While some parts of the Visayas are still in the dark, used plastic bottles with solar panels developed locally have lighted up about 2,000 homes in typhoon-ravaged areas of the region.
Even as the U.S. churns out more fossil fuels, evidence abounds that alternative energy in general—and solar in particular—is staging a comeback of sorts. And the halo effect has spread to solar stocks.
One of the residential solar industry’s ongoing challenges surrounds standardizing and speeding up the time it takes to get installations approved and in place. One small installer in San Diego is viewing this problem through a different lens..
SEIA Calls on Governments and Industry Groups to Pursue Global Dialogue on Solar Trade and Competitiveness
The Solar Energy Industries Association (SEIA) today announced a new initiative to facilitate global and regional dialogues on trade and competitiveness and the role of government in encouraging development of the global solar energy industry.
The U.S. solar energy industry installed a record 1,855 megawatts (MW) of photovoltaic (PV) capacity in 2011, more than doubling the previous annual record of 887 MW set in 2010, according to the latest U.S. Solar Market Insight report. The record amount of solar installations is enough to power more than 370,000 homes, and represents a 109 percent growth rate in 2011.
Rhone Resch, president and CEO of the Solar Energy Industries Association, released the following statement in reaction to Senator Jeff Bingaman's (D-NM) proposal for a clean energy standard (CES).
Rhone Resch, president and CEO of the Solar Energy Industries Association, released the following statement today in reaction to a congressional compromise bill that extends the payroll tax cut and unemployment benefits through the end of the year, but does not address tax extenders such as the 1603 Treasury program.
WASHINGTON - The Solar Energy Industries Association (SEIA) submitted a petition today requesting a rulemaking to update Federal Energy Regulatory Commission (FERC) interconnection standards for small photovoltaic generation. The filing targets certain provisions of the "Standardization of Small Generator Interconnection Agreements and Procedures" or "Order No. 2006," which was established in 2005.
David Crane, CEO and president, NRG Energy (NRG)
“With the cost of solar panels now just 10 percent of what they were five years ago, how do we streamline the local approval process and reduce the friction costs so that U.S. homeowners can realize the solar value of their property while paying less for their electricity?”
Utility power plants are many things—sprawling, expensive, often polluting—but one thing they are not is beautiful.

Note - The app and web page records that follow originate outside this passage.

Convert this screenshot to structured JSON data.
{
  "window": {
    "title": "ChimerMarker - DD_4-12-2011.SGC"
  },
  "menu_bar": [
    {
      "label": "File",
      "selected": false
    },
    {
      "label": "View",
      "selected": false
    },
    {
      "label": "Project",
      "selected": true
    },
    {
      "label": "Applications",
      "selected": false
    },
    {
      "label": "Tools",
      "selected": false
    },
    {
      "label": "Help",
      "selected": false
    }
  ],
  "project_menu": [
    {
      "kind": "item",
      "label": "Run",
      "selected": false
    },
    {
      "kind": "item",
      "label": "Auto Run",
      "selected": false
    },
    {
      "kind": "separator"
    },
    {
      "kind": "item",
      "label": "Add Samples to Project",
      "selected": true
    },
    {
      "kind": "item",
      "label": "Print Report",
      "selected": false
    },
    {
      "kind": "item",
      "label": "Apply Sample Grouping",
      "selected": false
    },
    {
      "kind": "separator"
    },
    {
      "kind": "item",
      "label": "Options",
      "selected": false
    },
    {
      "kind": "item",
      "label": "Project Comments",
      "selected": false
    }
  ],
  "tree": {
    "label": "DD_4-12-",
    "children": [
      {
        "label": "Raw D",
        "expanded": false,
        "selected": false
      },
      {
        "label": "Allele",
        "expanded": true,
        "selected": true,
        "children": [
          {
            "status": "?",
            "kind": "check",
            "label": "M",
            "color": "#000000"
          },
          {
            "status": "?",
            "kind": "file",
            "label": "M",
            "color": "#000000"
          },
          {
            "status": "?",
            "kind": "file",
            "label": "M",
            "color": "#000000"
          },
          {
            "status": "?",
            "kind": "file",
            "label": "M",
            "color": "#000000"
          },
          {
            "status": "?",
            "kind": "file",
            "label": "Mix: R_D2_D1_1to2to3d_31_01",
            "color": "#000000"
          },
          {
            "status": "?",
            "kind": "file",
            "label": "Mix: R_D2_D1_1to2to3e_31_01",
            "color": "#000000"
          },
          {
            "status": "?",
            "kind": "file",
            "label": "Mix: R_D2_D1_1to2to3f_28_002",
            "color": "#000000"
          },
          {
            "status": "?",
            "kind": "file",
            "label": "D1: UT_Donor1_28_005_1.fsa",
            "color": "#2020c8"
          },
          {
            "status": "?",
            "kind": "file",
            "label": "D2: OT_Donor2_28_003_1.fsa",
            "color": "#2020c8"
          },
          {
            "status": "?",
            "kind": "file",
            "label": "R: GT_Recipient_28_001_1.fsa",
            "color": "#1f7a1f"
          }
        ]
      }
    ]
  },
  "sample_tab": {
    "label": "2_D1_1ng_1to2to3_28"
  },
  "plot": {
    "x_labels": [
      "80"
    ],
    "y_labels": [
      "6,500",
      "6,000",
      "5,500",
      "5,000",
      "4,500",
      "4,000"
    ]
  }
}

Power plants are the engines of modern society, but we’d rather they stay out of the way.
GTM Research and the Solar Energy Industries Association released numbers this morning suggesting that the solar juggernaut is not slowing down. Consider this: in the first three months of the year, the U.S. installed 723 MW, just under half of all new generation capacity installed across the country, and the best first quarter yet for solar.
With Southern California’s largest electric generating station broken and scheduled for removal, solar generation levels have reached a record level in California, state officials said Sunday.
Critics have accused the Obama administration of being unwilling to exploit federal lands for energy. But the Interior Department is now taking aggressive action to promote green-power development in areas it controls.